He confirmed, for the first time publicly, that Uber is working on securing a multibillion dollar investment from SoftBank, the Japanese mega-conglomerate angling to get into the American ride-hailing market. He hinted at pulling back on Uber’s long-espoused strategy of spending enormous amounts of money in order to gain market share in certain areas.
Perhaps most important, he has embarked on an apology tour of sorts in cities and countries around the world, trying to repair the damage done by Mr. Kalanick and his contentious, bare-knuckled approach to dealing with regulators in new markets.
“I think we were generally immature with how we deal and dealt with regulators,” Mr. Khosrowshahi said.
He spent the past few weeks traveling to London, where Uber is facing the threat of being banned, as well as Brazil, where Uber narrowly escaped being regulated as if it were more like a taxi service.
He has not eschewed the company’s history entirely.

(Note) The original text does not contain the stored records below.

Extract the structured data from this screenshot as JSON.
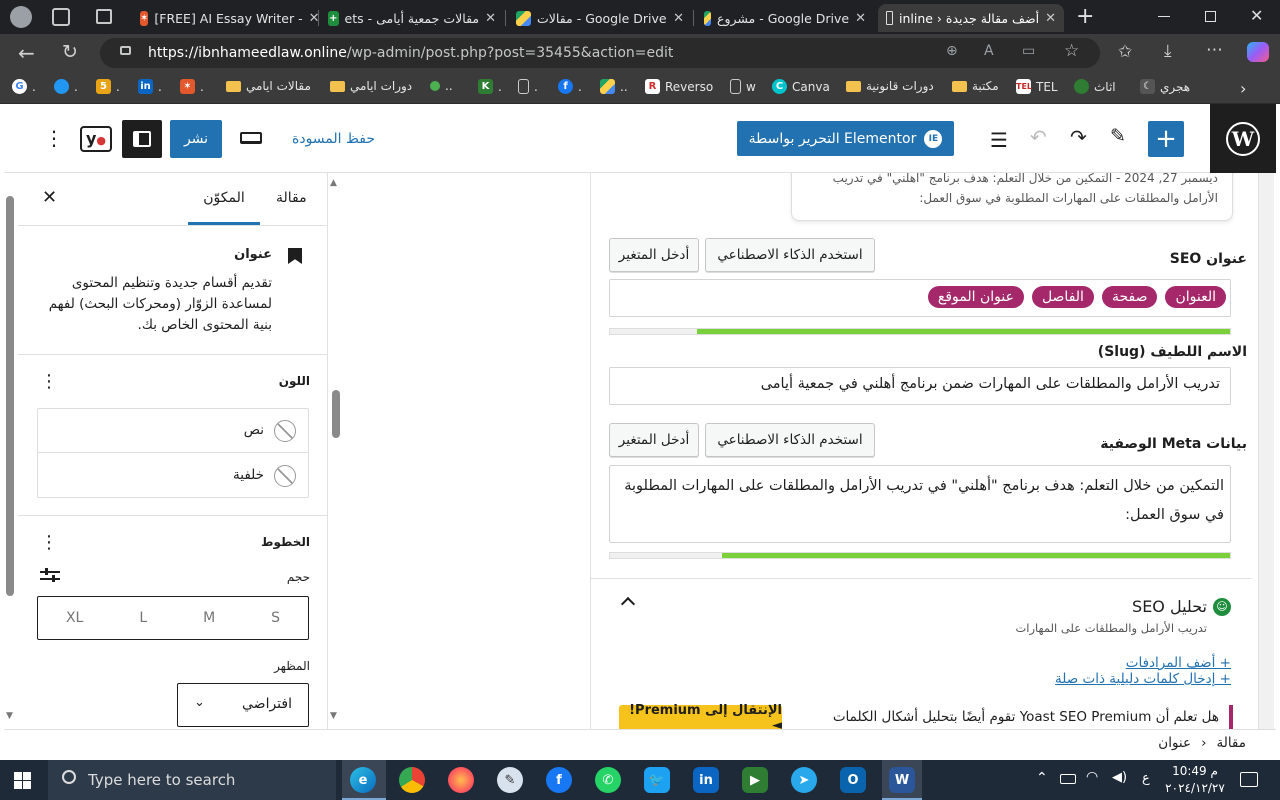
{
  "browser": {
    "tabs": [
      {
        "title": "[FREE] AI Essay Writer -"
      },
      {
        "title": "مقالات جمعية أيامى - ets"
      },
      {
        "title": "مقالات - Google Drive"
      },
      {
        "title": "مشروع - Google Drive"
      },
      {
        "title": "أضف مقالة جديدة ‹ inline"
      }
    ],
    "url_host": "https://ibnhameedlaw.online",
    "url_path": "/wp-admin/post.php?post=35455&action=edit",
    "bookmarks": [
      "مقالات ايامي",
      "دورات ايامي",
      "Reverso",
      "w",
      "Canva",
      "دورات قانونية",
      "مكتبة",
      "TEL",
      "اثاث",
      "هجري"
    ]
  },
  "wp_header": {
    "publish": "نشر",
    "save_draft": "حفظ المسودة",
    "elementor": "التحرير بواسطة Elementor"
  },
  "sidebar": {
    "tab_post": "مقالة",
    "tab_block": "المكوّن",
    "block_title": "عنوان",
    "block_desc": "تقديم أقسام جديدة وتنظيم المحتوى لمساعدة الزوّار (ومحركات البحث) لفهم بنية المحتوى الخاص بك.",
    "color_title": "اللون",
    "color_text": "نص",
    "color_bg": "خلفية",
    "typo_title": "الخطوط",
    "size_label": "حجم",
    "sizes": [
      "S",
      "M",
      "L",
      "XL"
    ],
    "appearance_label": "المظهر",
    "appearance_value": "افتراضي"
  },
  "seo": {
    "snippet_line1": "ديسمبر 27, 2024 - التمكين من خلال التعلم: هدف برنامج \"أهلني\" في تدريب",
    "snippet_line2": "الأرامل والمطلقات على المهارات المطلوبة في سوق العمل:",
    "seo_title_label": "عنوان SEO",
    "use_ai": "استخدم الذكاء الاصطناعي",
    "insert_var": "أدخل المتغير",
    "pills": [
      "العنوان",
      "صفحة",
      "الفاصل",
      "عنوان الموقع"
    ],
    "title_progress": 0.86,
    "slug_label": "الاسم اللطيف (Slug)",
    "slug_value": "تدريب الأرامل والمطلقات على المهارات ضمن برنامج أهلني في جمعية أيامى",
    "meta_label": "بيانات Meta الوصفية",
    "meta_value": "التمكين من خلال التعلم: هدف برنامج \"أهلني\" في تدريب الأرامل والمطلقات على المهارات المطلوبة في سوق العمل:",
    "meta_progress": 0.82,
    "analysis_title": "تحليل SEO",
    "analysis_sub": "تدريب الأرامل والمطلقات على المهارات",
    "add_synonyms": "+ أضف المرادفات",
    "add_keyphrases": "+ إدخال كلمات دليلية ذات صلة",
    "premium_text": "هل تعلم أن Yoast SEO Premium تقوم أيضًا بتحليل أشكال الكلمات",
    "premium_btn": "الإنتقال إلى Premium! ◄"
  },
  "breadcrumb": {
    "root": "مقالة",
    "current": "عنوان"
  },
  "taskbar": {
    "search_placeholder": "Type here to search",
    "time": "10:49 م",
    "date": "٢٠٢٤/١٢/٢٧",
    "lang": "ع"
  },
  "colors": {
    "wp_blue": "#2271b1",
    "yoast_purple": "#a4286a",
    "progress_green": "#7ad03a",
    "premium_yellow": "#f6c21c"
  }
}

Mr. Khosrowshahi nodded to the passion it took for Mr. Kalanick to get Uber to the near $70 billion transportation behemoth it is today. Mr. Khosrowshahi said he still talks regularly with Mr. Kalanick and that he would be crazy not to rely on Mr. Kalanick’s genius and tenacity to take the company forward.
But make no mistake: Uber is Mr. Khosrowshahi’s company now, not Travis Kalanick’s. And Mr. Khosrowshahi said he’s made clear he needs some distance from the former C.E.O. to do his job, and to do it well. That’s especially true if he wants to make good on his goal of taking the company public in 2019.
“I’ve got to put my stamp on the company,” he said. “We’re on our way.”